--> Abstract: The Effects of Rock Texture and Pore Type on Sonic Velocity in Dolomite, by Shouwen Shen and Gregor P. Eberli; #90077 (2008)

Datapages, Inc.Print this page

The Effects of Rock Texture and Pore Type on Sonic Velocity in Dolomite

Shouwen Shen1* and Gregor P. Eberli2
1Saudi Aramco
2University of Miami, USA
*[email protected]

In order to assess the controlling parameters for velocity in dolomites, the sonic velocities of 129 dolomite samples with different porosities were measured and their petrologic textures were determined using microscopy. The results revealed that sonic velocity is a function not only of total porosity but also of the pore type and rock texture. The measured velocities showed an inverse correlation with porosity, but departures from the general trends of correlation can be as high as 1,500 meter/second. These deviations can be explained by the occurrence of different crystal shapes, pore type, rock type and crystal size. When crystal shape and pore type were combined to classify the dolomite many relationships became apparent. Seven texture combination types were distinguished in the study samples. Rocks with texture combinations of anhedral and moldic (A + M) have relatively high velocities, whereas those with mostly euhedral shapes and inter-crystalline pore types (E + I) have relative low velocities. Rock types partially explained the variations of velocities. Generally, grainstones have relatively high velocities, whereas mudstones have relative low ones. Breccias have the lowest velocities. Crystal size itself is very poorly correlated to sonic velocity except that large crystal sizes do not have slow velocities. However, if the crystal size of each combination-type is evaluated, the correlation improves. Because total porosity, together with pore type and rock texture, control sonic velocity in dolomite, it is possible to predict the velocity from these parameters. The highlight of this research is an empirical formula that predicts the velocity of dolomite.

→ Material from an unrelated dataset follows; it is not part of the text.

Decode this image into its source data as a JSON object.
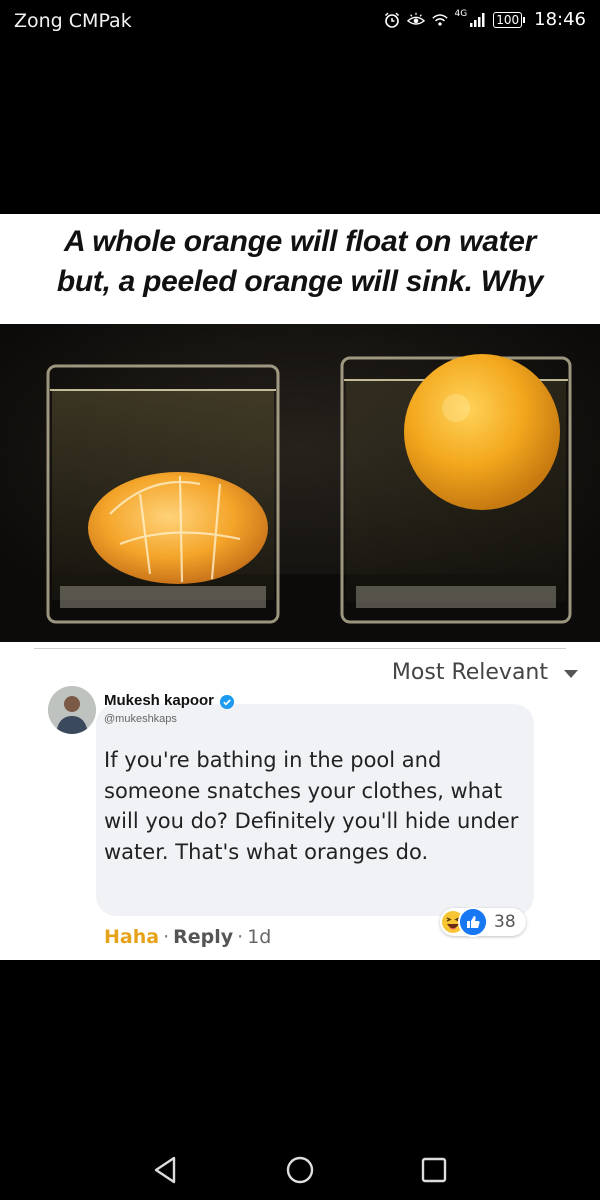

AAPG Search and Discovery Article #90077©2008 GEO 2008 Middle East Conference and Exhibition, Manama, Bahrain